■ Exercise requirements: For the word "Output", state how many lines below contain it. Give no other text.

(Dataset rows for apps and sites)

*****

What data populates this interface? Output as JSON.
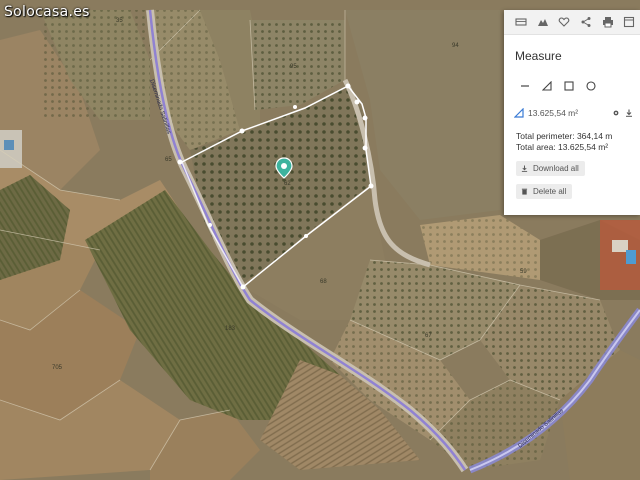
{
  "watermark": "Solocasa.es",
  "toolbar": {
    "icons": [
      "layers-icon",
      "terrain-icon",
      "heart-icon",
      "share-icon",
      "print-icon",
      "window-icon"
    ]
  },
  "panel": {
    "title": "Measure",
    "result_area": "13.625,54 m²",
    "total_perimeter": "Total perimeter: 364,14 m",
    "total_area": "Total area: 13.625,54 m²",
    "download_all": "Download all",
    "delete_all": "Delete all"
  },
  "map_labels": {
    "parcel_35": "35",
    "parcel_94": "94",
    "parcel_95": "95",
    "parcel_65": "65",
    "parcel_62": "62",
    "parcel_67": "67",
    "parcel_68": "68",
    "parcel_705": "705",
    "parcel_183": "183",
    "parcel_59": "59",
    "road_left": "Diseminado Salinillas",
    "road_bottom": "Diseminado Salinillas"
  },
  "colors": {
    "measure_line": "#ffffff",
    "road_overlay": "#8a7bd6",
    "pin": "#3db39e",
    "panel_accent": "#3a7bd5"
  }
}
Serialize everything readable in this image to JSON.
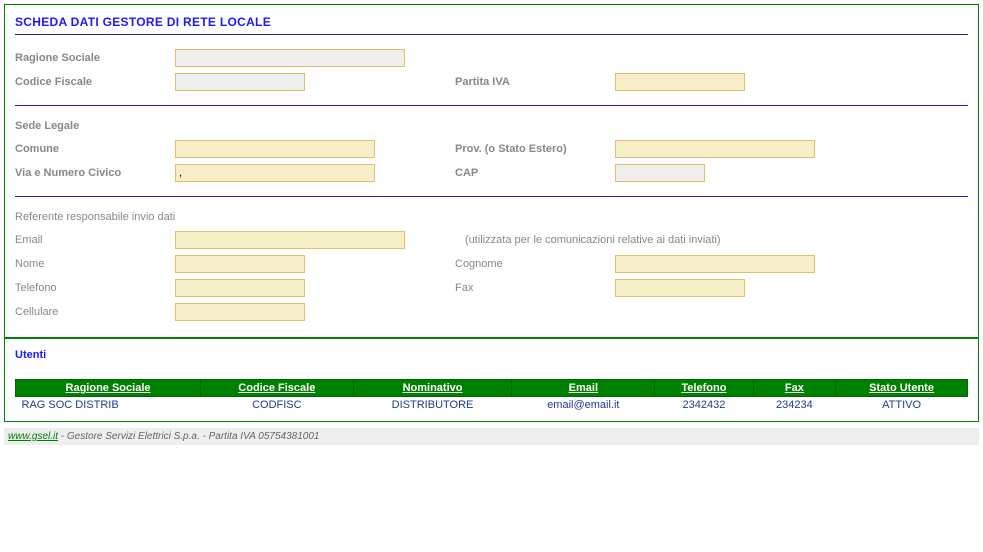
{
  "title": "SCHEDA DATI GESTORE DI RETE LOCALE",
  "labels": {
    "ragione_sociale": "Ragione Sociale",
    "codice_fiscale": "Codice Fiscale",
    "partita_iva": "Partita IVA",
    "sede_legale": "Sede Legale",
    "comune": "Comune",
    "prov": "Prov. (o Stato Estero)",
    "via": "Via e Numero Civico",
    "cap": "CAP",
    "referente": "Referente responsabile invio dati",
    "email": "Email",
    "email_note": "(utilizzata per le comunicazioni relative ai dati inviati)",
    "nome": "Nome",
    "cognome": "Cognome",
    "telefono": "Telefono",
    "fax": "Fax",
    "cellulare": "Cellulare"
  },
  "values": {
    "ragione_sociale": "",
    "codice_fiscale": "",
    "partita_iva": "",
    "comune": "",
    "prov": "",
    "via": ",",
    "cap": "",
    "email": "",
    "nome": "",
    "cognome": "",
    "telefono": "",
    "fax": "",
    "cellulare": ""
  },
  "users": {
    "title": "Utenti",
    "headers": [
      "Ragione Sociale",
      "Codice Fiscale",
      "Nominativo",
      "Email",
      "Telefono",
      "Fax",
      "Stato Utente"
    ],
    "rows": [
      [
        "RAG SOC DISTRIB",
        "CODFISC",
        "DISTRIBUTORE",
        "email@email.it",
        "2342432",
        "234234",
        "ATTIVO"
      ]
    ]
  },
  "footer": {
    "link": "www.gsel.it",
    "text": "  - Gestore Servizi Elettrici S.p.a. - Partita IVA 05754381001"
  }
}
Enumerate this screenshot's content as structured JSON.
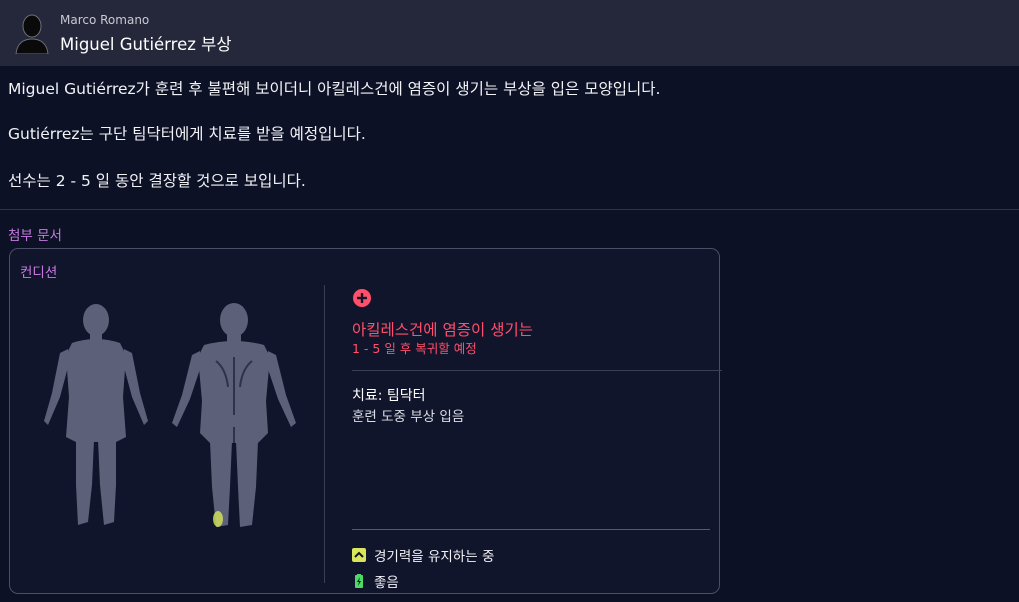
{
  "header": {
    "sender": "Marco Romano",
    "subject": "Miguel Gutiérrez 부상",
    "avatar_icon": "person-silhouette-icon"
  },
  "message": {
    "paragraphs": [
      "Miguel Gutiérrez가 훈련 후 불편해 보이더니 아킬레스건에 염증이 생기는 부상을 입은 모양입니다.",
      "Gutiérrez는 구단 팀닥터에게 치료를 받을 예정입니다.",
      "선수는 2 - 5 일 동안 결장할 것으로 보입니다."
    ]
  },
  "attachments": {
    "label": "첨부 문서"
  },
  "condition_card": {
    "title": "컨디션",
    "injury_icon": "plus-circle-icon",
    "injury_name": "아킬레스건에 염증이 생기는",
    "return_estimate": "1 - 5 일 후 복귀할 예정",
    "treatment": "치료:  팀닥터",
    "cause": "훈련 도중 부상 입음",
    "statuses": [
      {
        "icon": "chevron-up-icon",
        "label": "경기력을 유지하는 중"
      },
      {
        "icon": "battery-icon",
        "label": "좋음"
      }
    ],
    "colors": {
      "injury": "#ff4f6a",
      "accent_purple": "#c77be0",
      "injury_spot": "#d7e65a"
    }
  }
}
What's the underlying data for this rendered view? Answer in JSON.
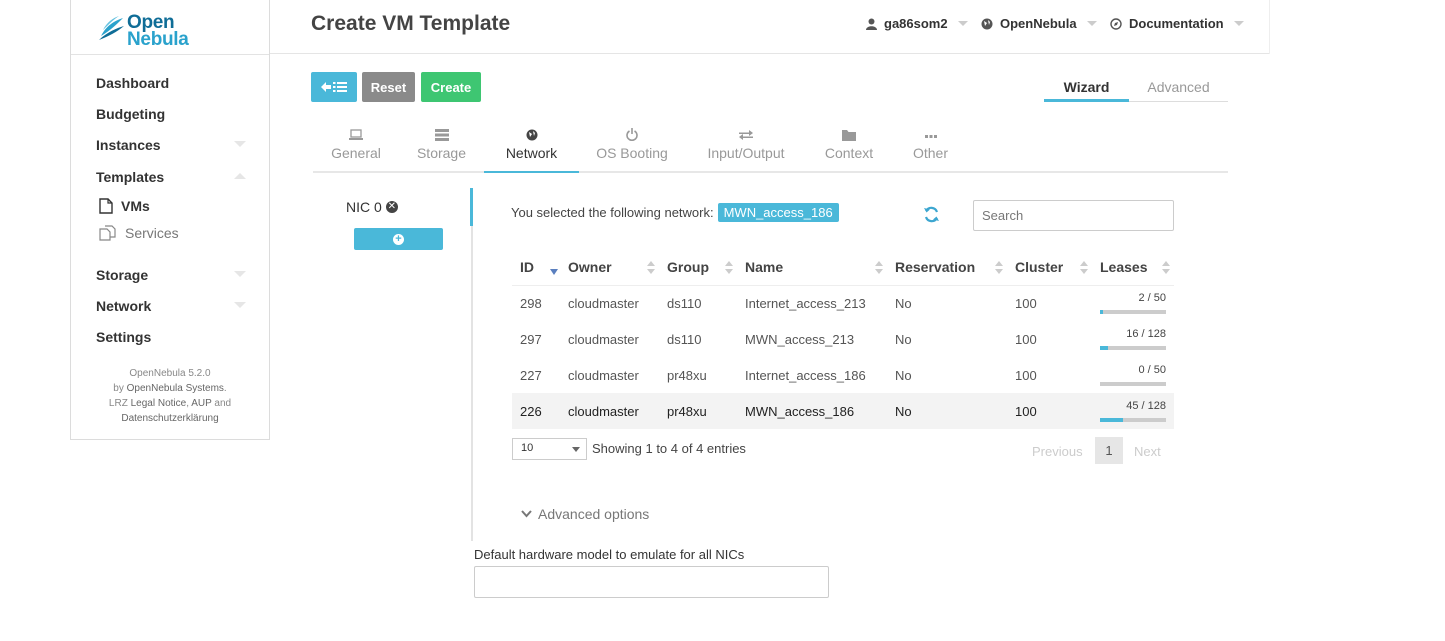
{
  "brand": {
    "line1": "Open",
    "line2": "Nebula"
  },
  "sidebar": {
    "items": [
      {
        "label": "Dashboard"
      },
      {
        "label": "Budgeting"
      },
      {
        "label": "Instances"
      },
      {
        "label": "Templates"
      },
      {
        "label": "Storage"
      },
      {
        "label": "Network"
      },
      {
        "label": "Settings"
      }
    ],
    "templates_sub": [
      {
        "label": "VMs"
      },
      {
        "label": "Services"
      }
    ],
    "footer": {
      "version": "OpenNebula 5.2.0",
      "by": "by",
      "company": "OpenNebula Systems",
      "lrz": "LRZ",
      "legal": "Legal Notice",
      "aup": "AUP",
      "and": "and",
      "privacy": "Datenschutzerklärung"
    }
  },
  "header": {
    "title": "Create VM Template",
    "user": "ga86som2",
    "zone": "OpenNebula",
    "docs": "Documentation"
  },
  "toolbar": {
    "reset": "Reset",
    "create": "Create"
  },
  "modes": {
    "wizard": "Wizard",
    "advanced": "Advanced"
  },
  "tabs": [
    {
      "label": "General",
      "icon": "laptop-icon"
    },
    {
      "label": "Storage",
      "icon": "server-icon"
    },
    {
      "label": "Network",
      "icon": "globe-icon"
    },
    {
      "label": "OS Booting",
      "icon": "power-icon"
    },
    {
      "label": "Input/Output",
      "icon": "exchange-icon"
    },
    {
      "label": "Context",
      "icon": "folder-icon"
    },
    {
      "label": "Other",
      "icon": "ellipsis-icon"
    }
  ],
  "nic": {
    "label": "NIC 0"
  },
  "network": {
    "selected_text": "You selected the following network:",
    "selected_value": "MWN_access_186",
    "search_placeholder": "Search",
    "columns": [
      "ID",
      "Owner",
      "Group",
      "Name",
      "Reservation",
      "Cluster",
      "Leases"
    ],
    "rows": [
      {
        "id": "298",
        "owner": "cloudmaster",
        "group": "ds110",
        "name": "Internet_access_213",
        "reservation": "No",
        "cluster": "100",
        "leases": "2 / 50",
        "used": 2,
        "total": 50
      },
      {
        "id": "297",
        "owner": "cloudmaster",
        "group": "ds110",
        "name": "MWN_access_213",
        "reservation": "No",
        "cluster": "100",
        "leases": "16 / 128",
        "used": 16,
        "total": 128
      },
      {
        "id": "227",
        "owner": "cloudmaster",
        "group": "pr48xu",
        "name": "Internet_access_186",
        "reservation": "No",
        "cluster": "100",
        "leases": "0 / 50",
        "used": 0,
        "total": 50
      },
      {
        "id": "226",
        "owner": "cloudmaster",
        "group": "pr48xu",
        "name": "MWN_access_186",
        "reservation": "No",
        "cluster": "100",
        "leases": "45 / 128",
        "used": 45,
        "total": 128
      }
    ],
    "page_length": "10",
    "showing": "Showing 1 to 4 of 4 entries",
    "prev": "Previous",
    "page": "1",
    "next": "Next",
    "advanced_options": "Advanced options"
  },
  "hw_model": {
    "label": "Default hardware model to emulate for all NICs",
    "value": ""
  },
  "colors": {
    "accent": "#4ab8d9",
    "create": "#3ec672",
    "reset": "#8a8a8a"
  }
}
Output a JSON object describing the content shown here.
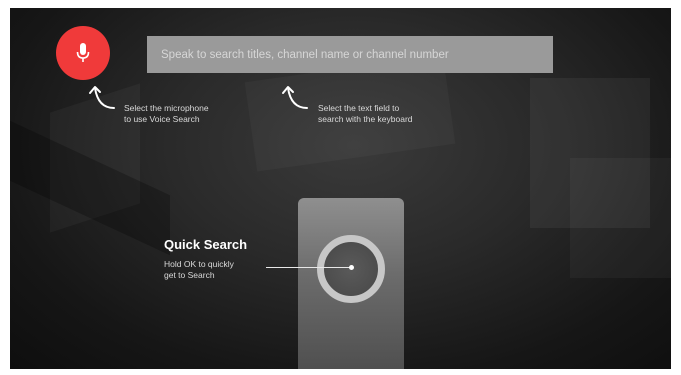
{
  "search": {
    "placeholder": "Speak to search titles, channel name or channel number"
  },
  "hints": {
    "microphone": {
      "line1": "Select the microphone",
      "line2": "to use Voice Search"
    },
    "text_field": {
      "line1": "Select the text field to",
      "line2": "search with the keyboard"
    }
  },
  "quick_search": {
    "title": "Quick Search",
    "line1": "Hold OK to quickly",
    "line2": "get to Search"
  },
  "icons": {
    "mic": "microphone-icon",
    "arrow": "curved-arrow-up-icon"
  },
  "colors": {
    "mic_button": "#f03a3a",
    "search_field": "#9a9a9a",
    "background": "#1f1f1f"
  }
}
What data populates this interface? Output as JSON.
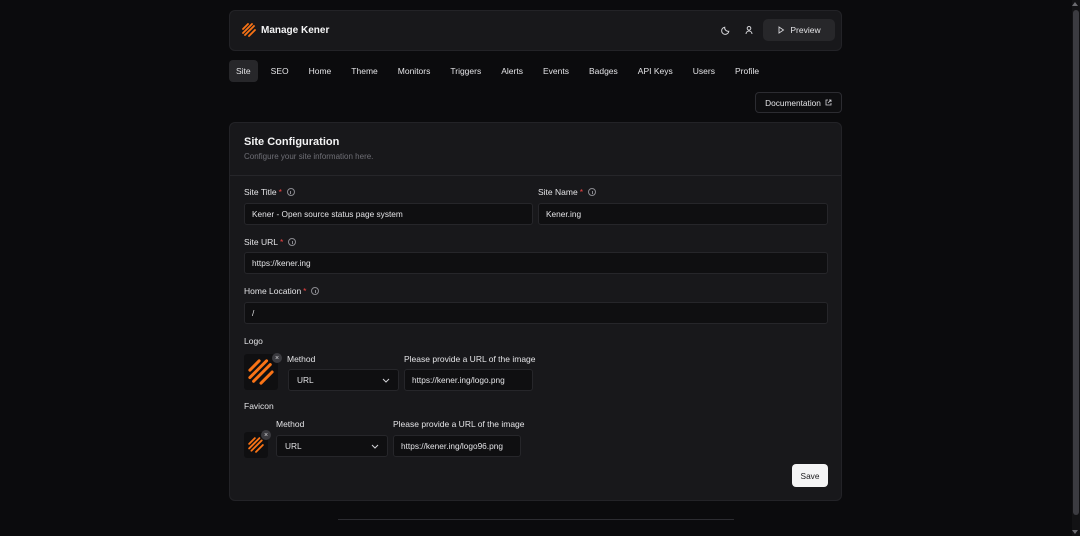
{
  "header": {
    "title": "Manage Kener",
    "preview_label": "Preview",
    "icons": [
      "moon-icon",
      "user-icon",
      "play-icon"
    ]
  },
  "tabs": [
    {
      "label": "Site",
      "active": true
    },
    {
      "label": "SEO"
    },
    {
      "label": "Home"
    },
    {
      "label": "Theme"
    },
    {
      "label": "Monitors"
    },
    {
      "label": "Triggers"
    },
    {
      "label": "Alerts"
    },
    {
      "label": "Events"
    },
    {
      "label": "Badges"
    },
    {
      "label": "API Keys"
    },
    {
      "label": "Users"
    },
    {
      "label": "Profile"
    }
  ],
  "documentation_label": "Documentation",
  "card": {
    "title": "Site Configuration",
    "subtitle": "Configure your site information here.",
    "site_title_label": "Site Title",
    "site_title_value": "Kener - Open source status page system",
    "site_name_label": "Site Name",
    "site_name_value": "Kener.ing",
    "site_url_label": "Site URL",
    "site_url_value": "https://kener.ing",
    "home_location_label": "Home Location",
    "home_location_value": "/",
    "required_mark": "*",
    "logo": {
      "label": "Logo",
      "method_label": "Method",
      "method_value": "URL",
      "url_label": "Please provide a URL of the image",
      "url_value": "https://kener.ing/logo.png"
    },
    "favicon": {
      "label": "Favicon",
      "method_label": "Method",
      "method_value": "URL",
      "url_label": "Please provide a URL of the image",
      "url_value": "https://kener.ing/logo96.png"
    },
    "save_label": "Save"
  },
  "colors": {
    "accent": "#f97316",
    "background": "#0b0b0d",
    "card": "#18181b",
    "required": "#ef4444"
  }
}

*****

■ Exercise solution: 4